● **Exercise goal**:
Your task is to repeat the entries word for word while leaving out the pictures.

[Dataset records]
++++++++

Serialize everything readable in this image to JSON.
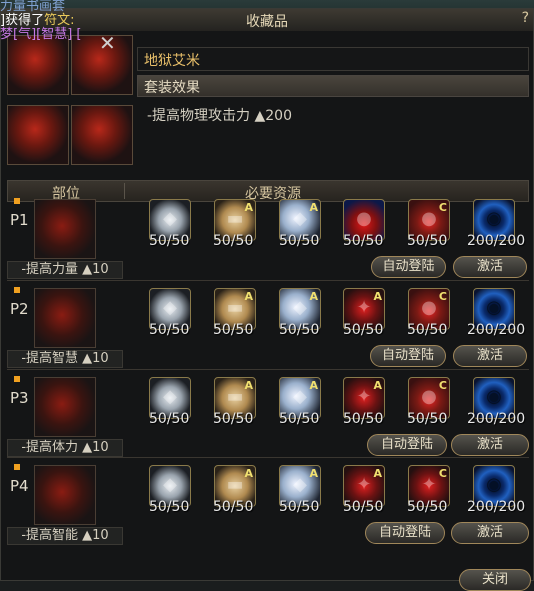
{
  "chat": {
    "line1": "力量书画套",
    "line2_prefix": "]获得了",
    "line2_gold": "符文:",
    "line3": "梦[气][智慧] ["
  },
  "window": {
    "title": "收藏品",
    "help": "?",
    "close_glyph": "✕"
  },
  "set_info": {
    "name": "地狱艾米",
    "section_label": "套装效果",
    "effect": "-提高物理攻击力 ▲200"
  },
  "table_header": {
    "col_part": "部位",
    "col_resources": "必要资源"
  },
  "rows": [
    {
      "label": "P1",
      "effect": "-提高力量 ▲10",
      "resources": [
        {
          "icon": "ore-icon",
          "type": "ore",
          "grade": "",
          "count": "50/50"
        },
        {
          "icon": "parchment-icon",
          "type": "paper",
          "grade": "A",
          "count": "50/50"
        },
        {
          "icon": "crystal-icon",
          "type": "crystal",
          "grade": "A",
          "count": "50/50"
        },
        {
          "icon": "potion-icon",
          "type": "potion",
          "grade": "",
          "count": "50/50"
        },
        {
          "icon": "bottle-icon",
          "type": "bottle",
          "grade": "C",
          "count": "50/50"
        },
        {
          "icon": "vortex-icon",
          "type": "vortex",
          "grade": "",
          "count": "200/200"
        }
      ],
      "auto_label": "自动登陆",
      "activate_label": "激活"
    },
    {
      "label": "P2",
      "effect": "-提高智慧 ▲10",
      "resources": [
        {
          "icon": "ore-icon",
          "type": "ore",
          "grade": "",
          "count": "50/50"
        },
        {
          "icon": "parchment-icon",
          "type": "paper",
          "grade": "A",
          "count": "50/50"
        },
        {
          "icon": "crystal-icon",
          "type": "crystal",
          "grade": "A",
          "count": "50/50"
        },
        {
          "icon": "dagger-icon",
          "type": "dagger",
          "grade": "A",
          "count": "50/50"
        },
        {
          "icon": "bottle-icon",
          "type": "bottle",
          "grade": "C",
          "count": "50/50"
        },
        {
          "icon": "vortex-icon",
          "type": "vortex",
          "grade": "",
          "count": "200/200"
        }
      ],
      "auto_label": "自动登陆",
      "activate_label": "激活"
    },
    {
      "label": "P3",
      "effect": "-提高体力 ▲10",
      "resources": [
        {
          "icon": "ore-icon",
          "type": "ore",
          "grade": "",
          "count": "50/50"
        },
        {
          "icon": "parchment-icon",
          "type": "paper",
          "grade": "A",
          "count": "50/50"
        },
        {
          "icon": "crystal-icon",
          "type": "crystal",
          "grade": "A",
          "count": "50/50"
        },
        {
          "icon": "dagger-icon",
          "type": "dagger",
          "grade": "A",
          "count": "50/50"
        },
        {
          "icon": "bottle-icon",
          "type": "bottle",
          "grade": "C",
          "count": "50/50"
        },
        {
          "icon": "vortex-icon",
          "type": "vortex",
          "grade": "",
          "count": "200/200"
        }
      ],
      "auto_label": "自动登陆",
      "activate_label": "激活"
    },
    {
      "label": "P4",
      "effect": "-提高智能 ▲10",
      "resources": [
        {
          "icon": "ore-icon",
          "type": "ore",
          "grade": "",
          "count": "50/50"
        },
        {
          "icon": "parchment-icon",
          "type": "paper",
          "grade": "A",
          "count": "50/50"
        },
        {
          "icon": "crystal-icon",
          "type": "crystal",
          "grade": "A",
          "count": "50/50"
        },
        {
          "icon": "dagger-icon",
          "type": "dagger",
          "grade": "A",
          "count": "50/50"
        },
        {
          "icon": "dagger-icon",
          "type": "dagger",
          "grade": "C",
          "count": "50/50"
        },
        {
          "icon": "vortex-icon",
          "type": "vortex",
          "grade": "",
          "count": "200/200"
        }
      ],
      "auto_label": "自动登陆",
      "activate_label": "激活"
    }
  ],
  "footer": {
    "close_label": "关闭"
  }
}
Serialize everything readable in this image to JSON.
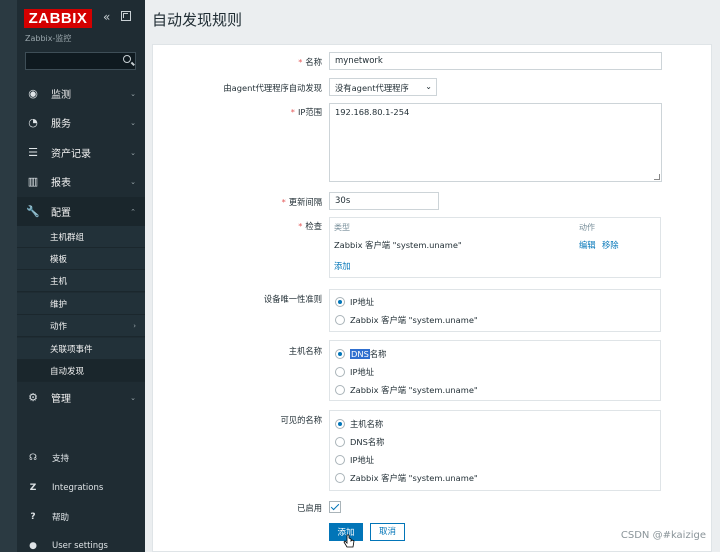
{
  "app": {
    "logo": "ZABBIX",
    "server_name": "Zabbix-监控",
    "page_title": "自动发现规则"
  },
  "sidebar": {
    "menu": [
      {
        "label": "监测",
        "icon": "eye-icon"
      },
      {
        "label": "服务",
        "icon": "clock-icon"
      },
      {
        "label": "资产记录",
        "icon": "list-icon"
      },
      {
        "label": "报表",
        "icon": "bar-chart-icon"
      },
      {
        "label": "配置",
        "icon": "wrench-icon"
      }
    ],
    "sub_items": [
      "主机群组",
      "模板",
      "主机",
      "维护",
      "动作",
      "关联项事件",
      "自动发现"
    ],
    "admin": {
      "label": "管理",
      "icon": "gear-icon"
    },
    "bottom": [
      {
        "label": "支持",
        "icon": "headset-icon"
      },
      {
        "label": "Integrations",
        "icon": "zabbix-z-icon"
      },
      {
        "label": "帮助",
        "icon": "help-icon"
      },
      {
        "label": "User settings",
        "icon": "user-icon"
      }
    ]
  },
  "form": {
    "name_label": "名称",
    "name_value": "mynetwork",
    "proxy_label": "由agent代理程序自动发现",
    "proxy_value": "没有agent代理程序",
    "ip_label": "IP范围",
    "ip_value": "192.168.80.1-254",
    "interval_label": "更新间隔",
    "interval_value": "30s",
    "checks_label": "检查",
    "checks": {
      "col_type": "类型",
      "col_action": "动作",
      "row_type": "Zabbix 客户端 \"system.uname\"",
      "edit": "编辑",
      "remove": "移除",
      "add": "添加"
    },
    "uniqueness_label": "设备唯一性准则",
    "uniqueness_options": [
      "IP地址",
      "Zabbix 客户端 \"system.uname\""
    ],
    "hostname_label": "主机名称",
    "hostname_options": {
      "dns_hl": "DNS",
      "dns_rest": "名称",
      "ip": "IP地址",
      "agent": "Zabbix 客户端 \"system.uname\""
    },
    "visible_label": "可见的名称",
    "visible_options": [
      "主机名称",
      "DNS名称",
      "IP地址",
      "Zabbix 客户端 \"system.uname\""
    ],
    "enabled_label": "已启用",
    "add_button": "添加",
    "cancel_button": "取消"
  },
  "watermark": "CSDN @#kaizige",
  "colors": {
    "brand_red": "#d40000",
    "sidebar_bg": "#1f2c33",
    "accent_blue": "#0275b8"
  }
}
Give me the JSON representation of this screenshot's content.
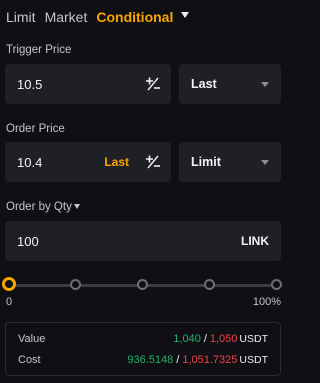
{
  "tabs": {
    "limit": "Limit",
    "market": "Market",
    "conditional": "Conditional"
  },
  "trigger_price": {
    "label": "Trigger Price",
    "value": "10.5",
    "trigger_type": "Last"
  },
  "order_price": {
    "label": "Order Price",
    "value": "10.4",
    "inline_tag": "Last",
    "order_type": "Limit"
  },
  "order_qty": {
    "label": "Order by Qty",
    "value": "100",
    "unit": "LINK"
  },
  "slider": {
    "min_label": "0",
    "max_label": "100%",
    "value_percent": 0
  },
  "summary": {
    "value_label": "Value",
    "value_buy": "1,040",
    "value_sell": "1,050",
    "value_unit": "USDT",
    "cost_label": "Cost",
    "cost_buy": "936.5148",
    "cost_sell": "1,051.7325",
    "cost_unit": "USDT"
  },
  "colors": {
    "accent": "#f7a600",
    "buy": "#20b26c",
    "sell": "#ef454a",
    "background": "#101014",
    "field": "#1e2026"
  },
  "icons": {
    "caret": "chevron-down-icon",
    "plus_minus": "plus-minus-icon"
  }
}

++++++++

● **Completed exercise**:
Serialize everything readable in this image to JSON.
{
  "chat": {
    "line1": "力量书画套",
    "line2_prefix": "]获得了",
    "line2_gold": "符文:",
    "line3": "梦[气][智慧] ["
  },
  "window": {
    "title": "收藏品",
    "help": "?",
    "close_glyph": "✕"
  },
  "set_info": {
    "name": "地狱艾米",
    "section_label": "套装效果",
    "effect": "-提高物理攻击力 ▲200"
  },
  "table_header": {
    "col_part": "部位",
    "col_resources": "必要资源"
  },
  "rows": [
    {
      "label": "P1",
      "effect": "-提高力量 ▲10",
      "resources": [
        {
          "icon": "ore-icon",
          "type": "ore",
          "grade": "",
          "count": "50/50"
        },
        {
          "icon": "parchment-icon",
          "type": "paper",
          "grade": "A",
          "count": "50/50"
        },
        {
          "icon": "crystal-icon",
          "type": "crystal",
          "grade": "A",
          "count": "50/50"
        },
        {
          "icon": "potion-icon",
          "type": "potion",
          "grade": "",
          "count": "50/50"
        },
        {
          "icon": "bottle-icon",
          "type": "bottle",
          "grade": "C",
          "count": "50/50"
        },
        {
          "icon": "vortex-icon",
          "type": "vortex",
          "grade": "",
          "count": "200/200"
        }
      ],
      "auto_label": "自动登陆",
      "activate_label": "激活"
    },
    {
      "label": "P2",
      "effect": "-提高智慧 ▲10",
      "resources": [
        {
          "icon": "ore-icon",
          "type": "ore",
          "grade": "",
          "count": "50/50"
        },
        {
          "icon": "parchment-icon",
          "type": "paper",
          "grade": "A",
          "count": "50/50"
        },
        {
          "icon": "crystal-icon",
          "type": "crystal",
          "grade": "A",
          "count": "50/50"
        },
        {
          "icon": "dagger-icon",
          "type": "dagger",
          "grade": "A",
          "count": "50/50"
        },
        {
          "icon": "bottle-icon",
          "type": "bottle",
          "grade": "C",
          "count": "50/50"
        },
        {
          "icon": "vortex-icon",
          "type": "vortex",
          "grade": "",
          "count": "200/200"
        }
      ],
      "auto_label": "自动登陆",
      "activate_label": "激活"
    },
    {
      "label": "P3",
      "effect": "-提高体力 ▲10",
      "resources": [
        {
          "icon": "ore-icon",
          "type": "ore",
          "grade": "",
          "count": "50/50"
        },
        {
          "icon": "parchment-icon",
          "type": "paper",
          "grade": "A",
          "count": "50/50"
        },
        {
          "icon": "crystal-icon",
          "type": "crystal",
          "grade": "A",
          "count": "50/50"
        },
        {
          "icon": "dagger-icon",
          "type": "dagger",
          "grade": "A",
          "count": "50/50"
        },
        {
          "icon": "bottle-icon",
          "type": "bottle",
          "grade": "C",
          "count": "50/50"
        },
        {
          "icon": "vortex-icon",
          "type": "vortex",
          "grade": "",
          "count": "200/200"
        }
      ],
      "auto_label": "自动登陆",
      "activate_label": "激活"
    },
    {
      "label": "P4",
      "effect": "-提高智能 ▲10",
      "resources": [
        {
          "icon": "ore-icon",
          "type": "ore",
          "grade": "",
          "count": "50/50"
        },
        {
          "icon": "parchment-icon",
          "type": "paper",
          "grade": "A",
          "count": "50/50"
        },
        {
          "icon": "crystal-icon",
          "type": "crystal",
          "grade": "A",
          "count": "50/50"
        },
        {
          "icon": "dagger-icon",
          "type": "dagger",
          "grade": "A",
          "count": "50/50"
        },
        {
          "icon": "dagger-icon",
          "type": "dagger",
          "grade": "C",
          "count": "50/50"
        },
        {
          "icon": "vortex-icon",
          "type": "vortex",
          "grade": "",
          "count": "200/200"
        }
      ],
      "auto_label": "自动登陆",
      "activate_label": "激活"
    }
  ],
  "footer": {
    "close_label": "关闭"
  }
}
Serialize everything readable in this image to JSON.
{
  "app": {
    "logo": "ZABBIX",
    "server_name": "Zabbix-监控",
    "page_title": "自动发现规则"
  },
  "sidebar": {
    "menu": [
      {
        "label": "监测",
        "icon": "eye-icon"
      },
      {
        "label": "服务",
        "icon": "clock-icon"
      },
      {
        "label": "资产记录",
        "icon": "list-icon"
      },
      {
        "label": "报表",
        "icon": "bar-chart-icon"
      },
      {
        "label": "配置",
        "icon": "wrench-icon"
      }
    ],
    "sub_items": [
      "主机群组",
      "模板",
      "主机",
      "维护",
      "动作",
      "关联项事件",
      "自动发现"
    ],
    "admin": {
      "label": "管理",
      "icon": "gear-icon"
    },
    "bottom": [
      {
        "label": "支持",
        "icon": "headset-icon"
      },
      {
        "label": "Integrations",
        "icon": "zabbix-z-icon"
      },
      {
        "label": "帮助",
        "icon": "help-icon"
      },
      {
        "label": "User settings",
        "icon": "user-icon"
      }
    ]
  },
  "form": {
    "name_label": "名称",
    "name_value": "mynetwork",
    "proxy_label": "由agent代理程序自动发现",
    "proxy_value": "没有agent代理程序",
    "ip_label": "IP范围",
    "ip_value": "192.168.80.1-254",
    "interval_label": "更新间隔",
    "interval_value": "30s",
    "checks_label": "检查",
    "checks": {
      "col_type": "类型",
      "col_action": "动作",
      "row_type": "Zabbix 客户端 \"system.uname\"",
      "edit": "编辑",
      "remove": "移除",
      "add": "添加"
    },
    "uniqueness_label": "设备唯一性准则",
    "uniqueness_options": [
      "IP地址",
      "Zabbix 客户端 \"system.uname\""
    ],
    "hostname_label": "主机名称",
    "hostname_options": {
      "dns_hl": "DNS",
      "dns_rest": "名称",
      "ip": "IP地址",
      "agent": "Zabbix 客户端 \"system.uname\""
    },
    "visible_label": "可见的名称",
    "visible_options": [
      "主机名称",
      "DNS名称",
      "IP地址",
      "Zabbix 客户端 \"system.uname\""
    ],
    "enabled_label": "已启用",
    "add_button": "添加",
    "cancel_button": "取消"
  },
  "watermark": "CSDN @#kaizige",
  "colors": {
    "brand_red": "#d40000",
    "sidebar_bg": "#1f2c33",
    "accent_blue": "#0275b8"
  }
}
Give me the JSON representation of this screenshot's content.
{
  "tabs": {
    "limit": "Limit",
    "market": "Market",
    "conditional": "Conditional"
  },
  "trigger_price": {
    "label": "Trigger Price",
    "value": "10.5",
    "trigger_type": "Last"
  },
  "order_price": {
    "label": "Order Price",
    "value": "10.4",
    "inline_tag": "Last",
    "order_type": "Limit"
  },
  "order_qty": {
    "label": "Order by Qty",
    "value": "100",
    "unit": "LINK"
  },
  "slider": {
    "min_label": "0",
    "max_label": "100%",
    "value_percent": 0
  },
  "summary": {
    "value_label": "Value",
    "value_buy": "1,040",
    "value_sell": "1,050",
    "value_unit": "USDT",
    "cost_label": "Cost",
    "cost_buy": "936.5148",
    "cost_sell": "1,051.7325",
    "cost_unit": "USDT"
  },
  "colors": {
    "accent": "#f7a600",
    "buy": "#20b26c",
    "sell": "#ef454a",
    "background": "#101014",
    "field": "#1e2026"
  },
  "icons": {
    "caret": "chevron-down-icon",
    "plus_minus": "plus-minus-icon"
  }
}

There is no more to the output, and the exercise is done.